§ Dataset excerpts:

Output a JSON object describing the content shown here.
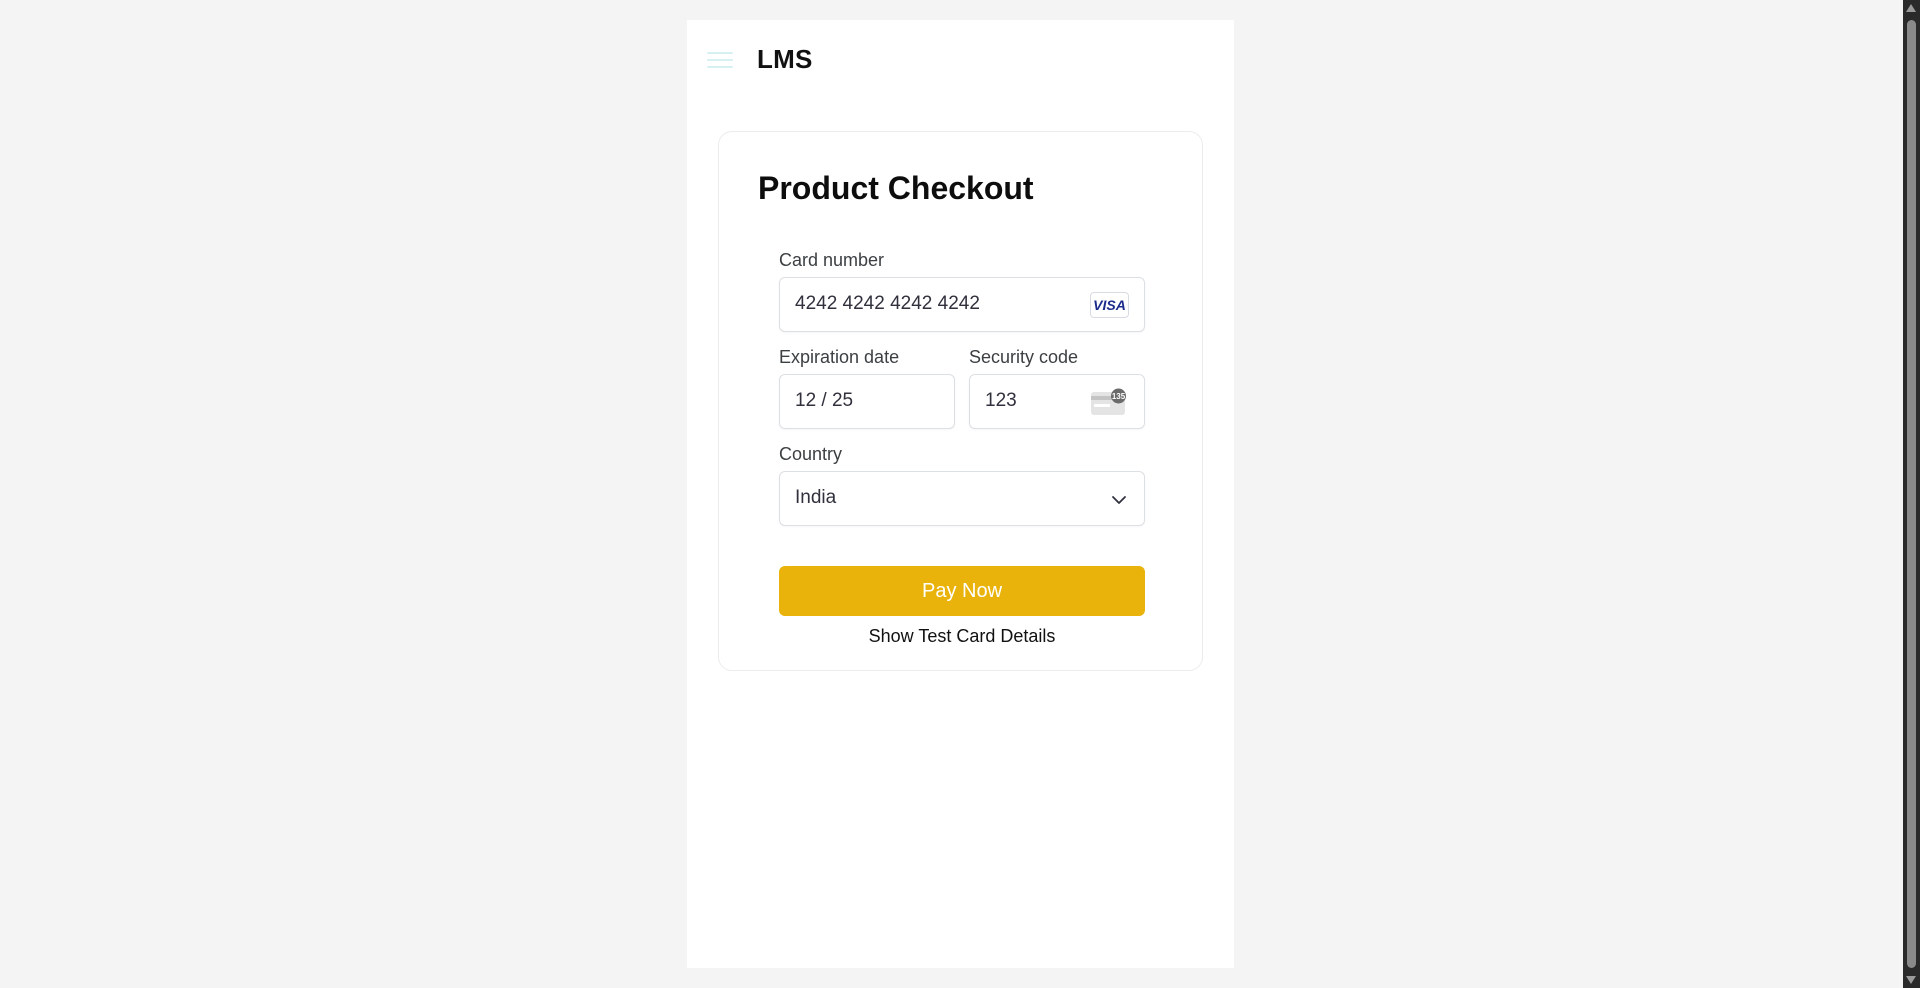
{
  "app": {
    "title": "LMS"
  },
  "checkout": {
    "title": "Product Checkout",
    "card_number": {
      "label": "Card number",
      "value": "4242 4242 4242 4242",
      "brand": "VISA"
    },
    "expiration": {
      "label": "Expiration date",
      "value": "12 / 25"
    },
    "security_code": {
      "label": "Security code",
      "value": "123",
      "icon_text": "135"
    },
    "country": {
      "label": "Country",
      "selected": "India"
    },
    "pay_button": "Pay Now",
    "test_card_link": "Show Test Card Details"
  },
  "colors": {
    "accent": "#e9b30b",
    "menu_icon": "#d7f1f2",
    "card_brand": "#1a2b8c"
  },
  "icons": [
    "hamburger-menu-icon",
    "visa-card-icon",
    "cvc-card-icon",
    "chevron-down-icon"
  ]
}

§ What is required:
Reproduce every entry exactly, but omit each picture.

§ Solution to the exercise:
Output a JSON object describing the content shown here.
{
  "app": {
    "title": "LMS"
  },
  "checkout": {
    "title": "Product Checkout",
    "card_number": {
      "label": "Card number",
      "value": "4242 4242 4242 4242",
      "brand": "VISA"
    },
    "expiration": {
      "label": "Expiration date",
      "value": "12 / 25"
    },
    "security_code": {
      "label": "Security code",
      "value": "123",
      "icon_text": "135"
    },
    "country": {
      "label": "Country",
      "selected": "India"
    },
    "pay_button": "Pay Now",
    "test_card_link": "Show Test Card Details"
  },
  "colors": {
    "accent": "#e9b30b",
    "menu_icon": "#d7f1f2",
    "card_brand": "#1a2b8c"
  },
  "icons": [
    "hamburger-menu-icon",
    "visa-card-icon",
    "cvc-card-icon",
    "chevron-down-icon"
  ]
}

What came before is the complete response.